**Exercise objective:**
Exactly as they appear, set down all the lines of the material.

**Provided records:**

- - -

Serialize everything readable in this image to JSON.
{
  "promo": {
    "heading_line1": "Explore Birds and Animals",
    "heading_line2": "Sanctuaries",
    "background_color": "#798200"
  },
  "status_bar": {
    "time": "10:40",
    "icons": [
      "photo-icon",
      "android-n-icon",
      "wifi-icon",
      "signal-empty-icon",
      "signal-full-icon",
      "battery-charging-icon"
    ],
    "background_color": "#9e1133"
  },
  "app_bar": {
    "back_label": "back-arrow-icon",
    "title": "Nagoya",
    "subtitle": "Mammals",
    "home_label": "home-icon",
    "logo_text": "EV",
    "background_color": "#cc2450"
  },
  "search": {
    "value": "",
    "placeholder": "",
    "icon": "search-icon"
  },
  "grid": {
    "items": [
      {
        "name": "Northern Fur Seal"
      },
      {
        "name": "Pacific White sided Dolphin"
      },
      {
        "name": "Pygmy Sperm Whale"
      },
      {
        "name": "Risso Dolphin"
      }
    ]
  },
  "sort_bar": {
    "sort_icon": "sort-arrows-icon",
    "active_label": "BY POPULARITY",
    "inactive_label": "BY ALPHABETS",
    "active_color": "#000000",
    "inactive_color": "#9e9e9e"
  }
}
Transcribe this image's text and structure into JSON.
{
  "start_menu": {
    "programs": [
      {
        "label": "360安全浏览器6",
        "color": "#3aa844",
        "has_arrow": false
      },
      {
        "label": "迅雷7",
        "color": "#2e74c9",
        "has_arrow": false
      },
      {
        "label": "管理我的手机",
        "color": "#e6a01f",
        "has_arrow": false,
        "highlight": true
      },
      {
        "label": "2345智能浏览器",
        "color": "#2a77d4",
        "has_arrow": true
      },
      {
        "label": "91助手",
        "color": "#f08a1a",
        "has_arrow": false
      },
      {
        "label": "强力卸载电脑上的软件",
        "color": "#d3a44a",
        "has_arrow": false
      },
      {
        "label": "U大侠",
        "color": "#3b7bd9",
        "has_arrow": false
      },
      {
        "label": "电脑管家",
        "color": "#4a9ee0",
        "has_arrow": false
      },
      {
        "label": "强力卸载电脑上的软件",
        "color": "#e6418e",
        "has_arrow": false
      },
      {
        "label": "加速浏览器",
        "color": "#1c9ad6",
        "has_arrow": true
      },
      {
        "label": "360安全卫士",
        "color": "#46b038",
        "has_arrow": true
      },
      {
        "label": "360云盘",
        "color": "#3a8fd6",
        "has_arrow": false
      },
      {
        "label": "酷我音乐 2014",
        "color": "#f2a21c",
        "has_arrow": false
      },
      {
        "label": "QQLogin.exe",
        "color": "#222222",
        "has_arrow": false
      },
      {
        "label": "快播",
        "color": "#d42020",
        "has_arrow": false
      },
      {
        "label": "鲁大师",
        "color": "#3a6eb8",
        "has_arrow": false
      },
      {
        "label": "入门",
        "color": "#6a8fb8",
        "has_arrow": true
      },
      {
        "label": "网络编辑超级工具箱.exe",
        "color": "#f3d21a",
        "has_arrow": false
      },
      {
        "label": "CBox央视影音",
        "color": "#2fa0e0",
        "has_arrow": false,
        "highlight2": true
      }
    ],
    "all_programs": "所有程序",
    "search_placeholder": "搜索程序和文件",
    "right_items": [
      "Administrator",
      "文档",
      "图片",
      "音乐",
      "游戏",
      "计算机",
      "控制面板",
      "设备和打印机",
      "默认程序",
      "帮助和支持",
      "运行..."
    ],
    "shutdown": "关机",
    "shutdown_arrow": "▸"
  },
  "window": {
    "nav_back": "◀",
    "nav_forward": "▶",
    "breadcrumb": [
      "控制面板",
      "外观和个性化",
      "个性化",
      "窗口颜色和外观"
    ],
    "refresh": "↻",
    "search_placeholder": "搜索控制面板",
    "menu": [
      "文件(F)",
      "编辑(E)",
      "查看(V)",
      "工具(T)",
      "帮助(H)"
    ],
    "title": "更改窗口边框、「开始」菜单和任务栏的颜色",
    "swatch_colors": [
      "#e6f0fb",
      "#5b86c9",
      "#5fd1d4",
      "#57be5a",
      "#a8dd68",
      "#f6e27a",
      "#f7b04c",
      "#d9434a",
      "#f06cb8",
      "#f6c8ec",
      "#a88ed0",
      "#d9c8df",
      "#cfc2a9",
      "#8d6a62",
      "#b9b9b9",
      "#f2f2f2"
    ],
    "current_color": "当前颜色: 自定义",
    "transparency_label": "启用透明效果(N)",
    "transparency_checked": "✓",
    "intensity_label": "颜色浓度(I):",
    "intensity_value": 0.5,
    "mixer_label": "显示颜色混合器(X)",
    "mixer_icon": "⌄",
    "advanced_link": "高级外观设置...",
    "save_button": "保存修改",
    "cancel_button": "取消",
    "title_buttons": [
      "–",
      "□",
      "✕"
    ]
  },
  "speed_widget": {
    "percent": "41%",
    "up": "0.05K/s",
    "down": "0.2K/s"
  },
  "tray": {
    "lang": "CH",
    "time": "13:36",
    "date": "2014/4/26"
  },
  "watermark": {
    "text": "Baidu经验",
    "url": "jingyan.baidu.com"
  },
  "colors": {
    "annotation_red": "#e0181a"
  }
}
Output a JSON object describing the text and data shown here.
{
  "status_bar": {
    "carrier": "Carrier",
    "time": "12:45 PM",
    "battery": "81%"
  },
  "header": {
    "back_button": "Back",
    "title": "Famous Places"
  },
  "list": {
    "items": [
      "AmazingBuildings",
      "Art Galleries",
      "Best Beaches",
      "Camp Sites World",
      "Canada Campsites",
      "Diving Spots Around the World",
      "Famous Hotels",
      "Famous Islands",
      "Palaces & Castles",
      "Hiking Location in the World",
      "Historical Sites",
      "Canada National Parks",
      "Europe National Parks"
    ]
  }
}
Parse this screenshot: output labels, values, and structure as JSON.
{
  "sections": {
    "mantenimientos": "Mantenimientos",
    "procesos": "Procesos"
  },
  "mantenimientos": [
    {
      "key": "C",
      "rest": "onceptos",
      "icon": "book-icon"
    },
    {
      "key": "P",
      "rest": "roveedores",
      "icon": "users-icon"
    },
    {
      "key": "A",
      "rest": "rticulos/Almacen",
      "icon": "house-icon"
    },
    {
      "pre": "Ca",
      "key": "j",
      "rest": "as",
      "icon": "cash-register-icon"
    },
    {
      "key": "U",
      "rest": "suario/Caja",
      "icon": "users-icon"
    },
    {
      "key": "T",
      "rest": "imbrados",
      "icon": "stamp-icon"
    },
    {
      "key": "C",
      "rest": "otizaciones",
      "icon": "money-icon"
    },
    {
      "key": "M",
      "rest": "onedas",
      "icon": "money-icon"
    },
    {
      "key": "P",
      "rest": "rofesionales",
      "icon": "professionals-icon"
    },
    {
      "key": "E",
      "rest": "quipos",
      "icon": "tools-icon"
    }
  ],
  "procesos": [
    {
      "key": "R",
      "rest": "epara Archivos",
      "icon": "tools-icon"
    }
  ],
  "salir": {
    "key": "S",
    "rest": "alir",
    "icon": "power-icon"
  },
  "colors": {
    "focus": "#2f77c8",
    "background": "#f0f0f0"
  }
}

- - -

**Task output:**
Serialize everything readable in this image to JSON.
{
  "promo": {
    "heading_line1": "Explore Birds and Animals",
    "heading_line2": "Sanctuaries",
    "background_color": "#798200"
  },
  "status_bar": {
    "time": "10:40",
    "icons": [
      "photo-icon",
      "android-n-icon",
      "wifi-icon",
      "signal-empty-icon",
      "signal-full-icon",
      "battery-charging-icon"
    ],
    "background_color": "#9e1133"
  },
  "app_bar": {
    "back_label": "back-arrow-icon",
    "title": "Nagoya",
    "subtitle": "Mammals",
    "home_label": "home-icon",
    "logo_text": "EV",
    "background_color": "#cc2450"
  },
  "search": {
    "value": "",
    "placeholder": "",
    "icon": "search-icon"
  },
  "grid": {
    "items": [
      {
        "name": "Northern Fur Seal"
      },
      {
        "name": "Pacific White sided Dolphin"
      },
      {
        "name": "Pygmy Sperm Whale"
      },
      {
        "name": "Risso Dolphin"
      }
    ]
  },
  "sort_bar": {
    "sort_icon": "sort-arrows-icon",
    "active_label": "BY POPULARITY",
    "inactive_label": "BY ALPHABETS",
    "active_color": "#000000",
    "inactive_color": "#9e9e9e"
  }
}
Transcribe this image's text and structure into JSON.
{
  "start_menu": {
    "programs": [
      {
        "label": "360安全浏览器6",
        "color": "#3aa844",
        "has_arrow": false
      },
      {
        "label": "迅雷7",
        "color": "#2e74c9",
        "has_arrow": false
      },
      {
        "label": "管理我的手机",
        "color": "#e6a01f",
        "has_arrow": false,
        "highlight": true
      },
      {
        "label": "2345智能浏览器",
        "color": "#2a77d4",
        "has_arrow": true
      },
      {
        "label": "91助手",
        "color": "#f08a1a",
        "has_arrow": false
      },
      {
        "label": "强力卸载电脑上的软件",
        "color": "#d3a44a",
        "has_arrow": false
      },
      {
        "label": "U大侠",
        "color": "#3b7bd9",
        "has_arrow": false
      },
      {
        "label": "电脑管家",
        "color": "#4a9ee0",
        "has_arrow": false
      },
      {
        "label": "强力卸载电脑上的软件",
        "color": "#e6418e",
        "has_arrow": false
      },
      {
        "label": "加速浏览器",
        "color": "#1c9ad6",
        "has_arrow": true
      },
      {
        "label": "360安全卫士",
        "color": "#46b038",
        "has_arrow": true
      },
      {
        "label": "360云盘",
        "color": "#3a8fd6",
        "has_arrow": false
      },
      {
        "label": "酷我音乐 2014",
        "color": "#f2a21c",
        "has_arrow": false
      },
      {
        "label": "QQLogin.exe",
        "color": "#222222",
        "has_arrow": false
      },
      {
        "label": "快播",
        "color": "#d42020",
        "has_arrow": false
      },
      {
        "label": "鲁大师",
        "color": "#3a6eb8",
        "has_arrow": false
      },
      {
        "label": "入门",
        "color": "#6a8fb8",
        "has_arrow": true
      },
      {
        "label": "网络编辑超级工具箱.exe",
        "color": "#f3d21a",
        "has_arrow": false
      },
      {
        "label": "CBox央视影音",
        "color": "#2fa0e0",
        "has_arrow": false,
        "highlight2": true
      }
    ],
    "all_programs": "所有程序",
    "search_placeholder": "搜索程序和文件",
    "right_items": [
      "Administrator",
      "文档",
      "图片",
      "音乐",
      "游戏",
      "计算机",
      "控制面板",
      "设备和打印机",
      "默认程序",
      "帮助和支持",
      "运行..."
    ],
    "shutdown": "关机",
    "shutdown_arrow": "▸"
  },
  "window": {
    "nav_back": "◀",
    "nav_forward": "▶",
    "breadcrumb": [
      "控制面板",
      "外观和个性化",
      "个性化",
      "窗口颜色和外观"
    ],
    "refresh": "↻",
    "search_placeholder": "搜索控制面板",
    "menu": [
      "文件(F)",
      "编辑(E)",
      "查看(V)",
      "工具(T)",
      "帮助(H)"
    ],
    "title": "更改窗口边框、「开始」菜单和任务栏的颜色",
    "swatch_colors": [
      "#e6f0fb",
      "#5b86c9",
      "#5fd1d4",
      "#57be5a",
      "#a8dd68",
      "#f6e27a",
      "#f7b04c",
      "#d9434a",
      "#f06cb8",
      "#f6c8ec",
      "#a88ed0",
      "#d9c8df",
      "#cfc2a9",
      "#8d6a62",
      "#b9b9b9",
      "#f2f2f2"
    ],
    "current_color": "当前颜色: 自定义",
    "transparency_label": "启用透明效果(N)",
    "transparency_checked": "✓",
    "intensity_label": "颜色浓度(I):",
    "intensity_value": 0.5,
    "mixer_label": "显示颜色混合器(X)",
    "mixer_icon": "⌄",
    "advanced_link": "高级外观设置...",
    "save_button": "保存修改",
    "cancel_button": "取消",
    "title_buttons": [
      "–",
      "□",
      "✕"
    ]
  },
  "speed_widget": {
    "percent": "41%",
    "up": "0.05K/s",
    "down": "0.2K/s"
  },
  "tray": {
    "lang": "CH",
    "time": "13:36",
    "date": "2014/4/26"
  },
  "watermark": {
    "text": "Baidu经验",
    "url": "jingyan.baidu.com"
  },
  "colors": {
    "annotation_red": "#e0181a"
  }
}
Output a JSON object describing the text and data shown here.
{
  "status_bar": {
    "carrier": "Carrier",
    "time": "12:45 PM",
    "battery": "81%"
  },
  "header": {
    "back_button": "Back",
    "title": "Famous Places"
  },
  "list": {
    "items": [
      "AmazingBuildings",
      "Art Galleries",
      "Best Beaches",
      "Camp Sites World",
      "Canada Campsites",
      "Diving Spots Around the World",
      "Famous Hotels",
      "Famous Islands",
      "Palaces & Castles",
      "Hiking Location in the World",
      "Historical Sites",
      "Canada National Parks",
      "Europe National Parks"
    ]
  }
}
Parse this screenshot: output labels, values, and structure as JSON.
{
  "sections": {
    "mantenimientos": "Mantenimientos",
    "procesos": "Procesos"
  },
  "mantenimientos": [
    {
      "key": "C",
      "rest": "onceptos",
      "icon": "book-icon"
    },
    {
      "key": "P",
      "rest": "roveedores",
      "icon": "users-icon"
    },
    {
      "key": "A",
      "rest": "rticulos/Almacen",
      "icon": "house-icon"
    },
    {
      "pre": "Ca",
      "key": "j",
      "rest": "as",
      "icon": "cash-register-icon"
    },
    {
      "key": "U",
      "rest": "suario/Caja",
      "icon": "users-icon"
    },
    {
      "key": "T",
      "rest": "imbrados",
      "icon": "stamp-icon"
    },
    {
      "key": "C",
      "rest": "otizaciones",
      "icon": "money-icon"
    },
    {
      "key": "M",
      "rest": "onedas",
      "icon": "money-icon"
    },
    {
      "key": "P",
      "rest": "rofesionales",
      "icon": "professionals-icon"
    },
    {
      "key": "E",
      "rest": "quipos",
      "icon": "tools-icon"
    }
  ],
  "procesos": [
    {
      "key": "R",
      "rest": "epara Archivos",
      "icon": "tools-icon"
    }
  ],
  "salir": {
    "key": "S",
    "rest": "alir",
    "icon": "power-icon"
  },
  "colors": {
    "focus": "#2f77c8",
    "background": "#f0f0f0"
  }
}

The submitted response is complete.